Default constructed iterators as past-the-end iterators

Starting from C++14 we have that: A value-initialized ForwardIterator behaves like the past-the-end iterator of some unspecified empty container: it compares equal to all value-initialized ForwardIterators of the same type. This answer on SO explains this well: Forward iterators and stronger are generally just a lightweight handle onto something…

`std::array` is an aggregate

The problem Consider the following type aliasing: template<std::size_t N> using square_matrix = std::array< std::array<int, N>, N>; Intuitively, one may try to use brace-initialization as follows: square_matrix<3> m = { {1, 2, 3}, {4, 5, 6}, {7,…

New value terminology

In this article, Stroustrup explains the origin of the terms glvalue, prvalue and xvalue. Why not LaTeX, btw :-) ?…

On the relationship between special functions

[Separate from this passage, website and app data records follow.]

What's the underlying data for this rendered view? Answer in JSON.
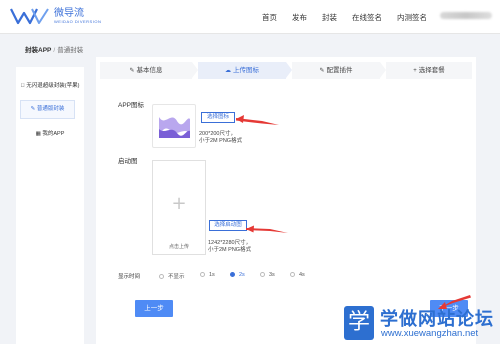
{
  "brand": {
    "name_cn": "微导流",
    "name_en": "WEIDAO DIVERSION",
    "color": "#3a6fd8"
  },
  "nav": {
    "items": [
      "首页",
      "发布",
      "封装",
      "在线签名",
      "内测签名"
    ]
  },
  "breadcrumb": {
    "root": "封装APP",
    "separator": "/",
    "current": "普通封装"
  },
  "sidebar": {
    "items": [
      {
        "label": "无闪退超级封装(苹果)",
        "icon": "apple-icon"
      },
      {
        "label": "普通版封装",
        "icon": "edit-icon",
        "active": true
      },
      {
        "label": "我的APP",
        "icon": "grid-icon"
      }
    ]
  },
  "steps": [
    {
      "label": "基本信息",
      "icon": "edit-icon"
    },
    {
      "label": "上传图标",
      "icon": "cloud-upload-icon",
      "active": true
    },
    {
      "label": "配置插件",
      "icon": "edit-icon"
    },
    {
      "label": "选择套餐",
      "icon": "plus-icon"
    }
  ],
  "app_icon": {
    "label": "APP图标",
    "button": "选择图标",
    "hint_line1": "200*200尺寸，",
    "hint_line2": "小于2M PNG格式"
  },
  "splash": {
    "label": "启动图",
    "upload_caption": "点击上传",
    "button": "选择启动图",
    "hint_line1": "1242*2280尺寸，",
    "hint_line2": "小于2M PNG格式"
  },
  "display_time": {
    "label": "显示时间",
    "options": [
      "不显示",
      "1s",
      "2s",
      "3s",
      "4s"
    ],
    "selected": "2s"
  },
  "buttons": {
    "prev": "上一步",
    "next": "下一步"
  },
  "annotation_color": "#e53935",
  "watermark": {
    "char": "学",
    "cn": "学做网站论坛",
    "url": "www.xuewangzhan.net"
  }
}
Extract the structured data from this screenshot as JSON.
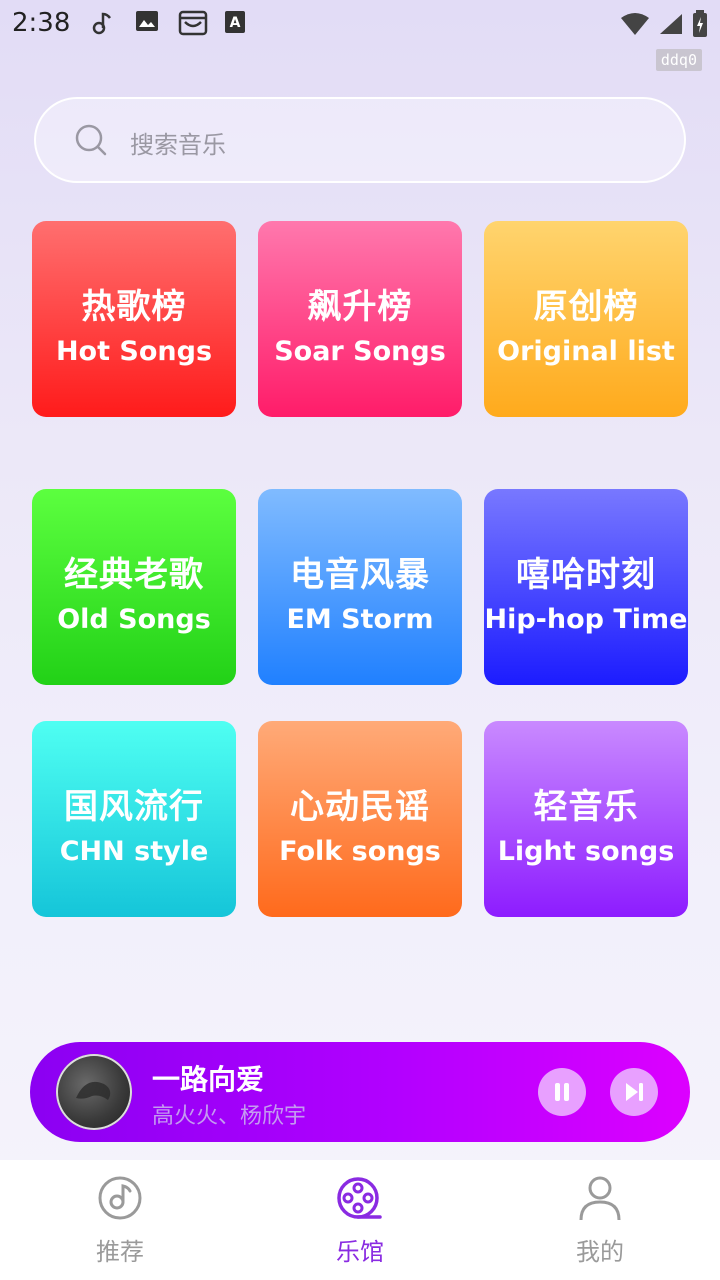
{
  "status_bar": {
    "time": "2:38",
    "tag": "ddq0"
  },
  "search": {
    "placeholder": "搜索音乐"
  },
  "categories": [
    {
      "zh": "热歌榜",
      "en": "Hot Songs"
    },
    {
      "zh": "飙升榜",
      "en": "Soar Songs"
    },
    {
      "zh": "原创榜",
      "en": "Original list"
    },
    {
      "zh": "经典老歌",
      "en": "Old Songs"
    },
    {
      "zh": "电音风暴",
      "en": "EM Storm"
    },
    {
      "zh": "嘻哈时刻",
      "en": "Hip-hop Time"
    },
    {
      "zh": "国风流行",
      "en": "CHN style"
    },
    {
      "zh": "心动民谣",
      "en": "Folk songs"
    },
    {
      "zh": "轻音乐",
      "en": "Light songs"
    }
  ],
  "player": {
    "title": "一路向爱",
    "artist": "高火火、杨欣宇"
  },
  "nav": [
    {
      "label": "推荐",
      "icon": "music-note-icon",
      "active": false
    },
    {
      "label": "乐馆",
      "icon": "film-reel-icon",
      "active": true
    },
    {
      "label": "我的",
      "icon": "person-icon",
      "active": false
    }
  ],
  "colors": {
    "accent": "#8a2be2",
    "hot": [
      "#ff6f6f",
      "#ff1b1b"
    ],
    "soar": [
      "#ff78ad",
      "#ff1c69"
    ],
    "original": [
      "#ffd46e",
      "#ffaa1c"
    ],
    "old": [
      "#5cff3f",
      "#22d117"
    ],
    "em": [
      "#80bbff",
      "#2080ff"
    ],
    "hiphop": [
      "#7878ff",
      "#1c1cff"
    ],
    "chn": [
      "#4ffff2",
      "#15c5d9"
    ],
    "folk": [
      "#ffaa78",
      "#ff6a1c"
    ],
    "light": [
      "#c98aff",
      "#8d1cff"
    ]
  }
}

Prior to C++11, all of the special members functions were totally independent. If you declare or don’t declare any one of the default constructor, the copy constructor, the copy assignment operator, or the destructor, that has no effect whatsoever on the other three. But when C++11 introduced…